The Lord Bishop of Peterborough: My Lords, 1952 was a good year: Her Majesty the Queen acceded to the Throne in February and I was born in August. That puts me in the majority of people in this country—although, I suggest, perhaps not in your Lordships’ House—whose whole lives have been lived in her reign. Those 63 years, coming up to 64, have seen immense change and an immense pace of change. Institutions and authority figures have become more accountable and often less trusted. The monarchy and the Royal Family have been through difficulties, but the Queen has come through as completely trusted and deeply loved. This is not because of the institution of the monarchy but because of her personal character and integrity. Continue reading “Tributes to the Queen – Bishop of Peterborough”
Her Majesty Queen Elizabeth The Queen Mother, died on 30th March 2002. On 3rd April 2002 the House of Lords met to offer tributes. The Lord Privy Seal rose to move, ‘That an humble Address be presented to Her Majesty’, which began as follows:
“Most Gracious Sovereign—We, Your Majesty’s most dutiful and loyal subjects, the Lords Spiritual and Temporal in Parliament assembled, beg leave to express our heartfelt sympathy in the great sorrow which Your Majesty has suffered by the death of Her Majesty Queen Elizabeth The Queen Mother; and to offer to Your Majesty our most sincere condolences.
The House of Lords marked the retirement of its Reading Clerk with tributes paid by each of the benches. The Bishop of Chester spoke on behalf of the Lords Spiritual.
Moved by The Lord Speaker: That this House do approve the appointment by the Lord Speaker, pursuant to the Clerk of the Parliaments Act 1824, of Mr Simon Peter Burton to be Reading Clerk on the retirement of Mr Rhodri Havard Walters.
The Lord Bishop of Chester:
My Lords, I want to associate these Benches with all the remarks made so far. I think that Rhodri Walters introduced more than 200 Members into the House, including the rare distinction of introducing the Archbishop of Canterbury twice—first as Bishop of Durham and then as Archbishop of Canterbury. He may have been able to deal with the Letters Patent in his sleep, except that when a Bishop comes along he is liable to trip up the Reading Clerk as it is a different form of words.

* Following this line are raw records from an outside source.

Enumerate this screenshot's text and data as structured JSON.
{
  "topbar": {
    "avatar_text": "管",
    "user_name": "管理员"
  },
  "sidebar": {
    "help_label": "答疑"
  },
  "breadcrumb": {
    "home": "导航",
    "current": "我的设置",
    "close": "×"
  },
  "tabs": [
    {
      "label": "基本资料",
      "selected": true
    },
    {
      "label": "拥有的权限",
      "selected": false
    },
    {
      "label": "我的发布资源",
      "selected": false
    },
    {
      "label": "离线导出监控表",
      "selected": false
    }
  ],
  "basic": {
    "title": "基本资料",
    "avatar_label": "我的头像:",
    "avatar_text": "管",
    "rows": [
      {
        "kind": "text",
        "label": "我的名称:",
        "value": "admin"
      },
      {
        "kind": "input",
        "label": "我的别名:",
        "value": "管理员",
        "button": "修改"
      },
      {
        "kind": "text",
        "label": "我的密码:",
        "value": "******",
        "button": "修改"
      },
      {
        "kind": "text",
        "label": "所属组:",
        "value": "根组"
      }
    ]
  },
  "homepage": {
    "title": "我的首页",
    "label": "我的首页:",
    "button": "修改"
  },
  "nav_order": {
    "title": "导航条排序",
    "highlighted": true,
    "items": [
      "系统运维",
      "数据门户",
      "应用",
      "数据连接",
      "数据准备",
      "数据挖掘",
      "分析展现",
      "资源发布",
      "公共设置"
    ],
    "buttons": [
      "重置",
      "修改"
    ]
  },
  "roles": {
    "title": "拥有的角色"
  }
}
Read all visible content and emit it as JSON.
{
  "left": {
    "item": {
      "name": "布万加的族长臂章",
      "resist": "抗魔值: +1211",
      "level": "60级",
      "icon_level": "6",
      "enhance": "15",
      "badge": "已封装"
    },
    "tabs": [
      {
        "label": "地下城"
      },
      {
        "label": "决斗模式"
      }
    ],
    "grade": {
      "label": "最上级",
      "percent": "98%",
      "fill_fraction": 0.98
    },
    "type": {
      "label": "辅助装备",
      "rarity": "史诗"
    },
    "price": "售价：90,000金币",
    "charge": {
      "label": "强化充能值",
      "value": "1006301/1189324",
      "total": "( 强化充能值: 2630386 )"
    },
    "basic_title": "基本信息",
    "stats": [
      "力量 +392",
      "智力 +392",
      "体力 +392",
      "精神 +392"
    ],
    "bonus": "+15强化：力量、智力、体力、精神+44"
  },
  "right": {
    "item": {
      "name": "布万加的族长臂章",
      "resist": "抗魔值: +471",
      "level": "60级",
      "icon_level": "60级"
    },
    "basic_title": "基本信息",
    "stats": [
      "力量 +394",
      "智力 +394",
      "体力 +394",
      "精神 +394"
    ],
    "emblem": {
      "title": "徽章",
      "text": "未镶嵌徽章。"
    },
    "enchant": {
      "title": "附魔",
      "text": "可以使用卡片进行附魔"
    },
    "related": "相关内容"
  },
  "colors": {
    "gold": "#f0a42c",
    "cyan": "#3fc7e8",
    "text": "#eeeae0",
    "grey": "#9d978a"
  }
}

Perfectionist that Rhodri was, three or four weeks ago, when the first of the current flood of new Bishops arrived, he said to me, with a fallen face, “I don’t think I have got it quite right”. I do not think that anyone else had noticed anything other than perfection because he was a perfectionist—a perfectionist in the parliamentary choir and in every aspect of his life. There was always a particular resonance between the Bishops and Rhodri because he is used to looking after bishops as he is a church warden of one of the parishes here in London. As a good church warden, he forgave us our sins when we did not do exactly as we were told.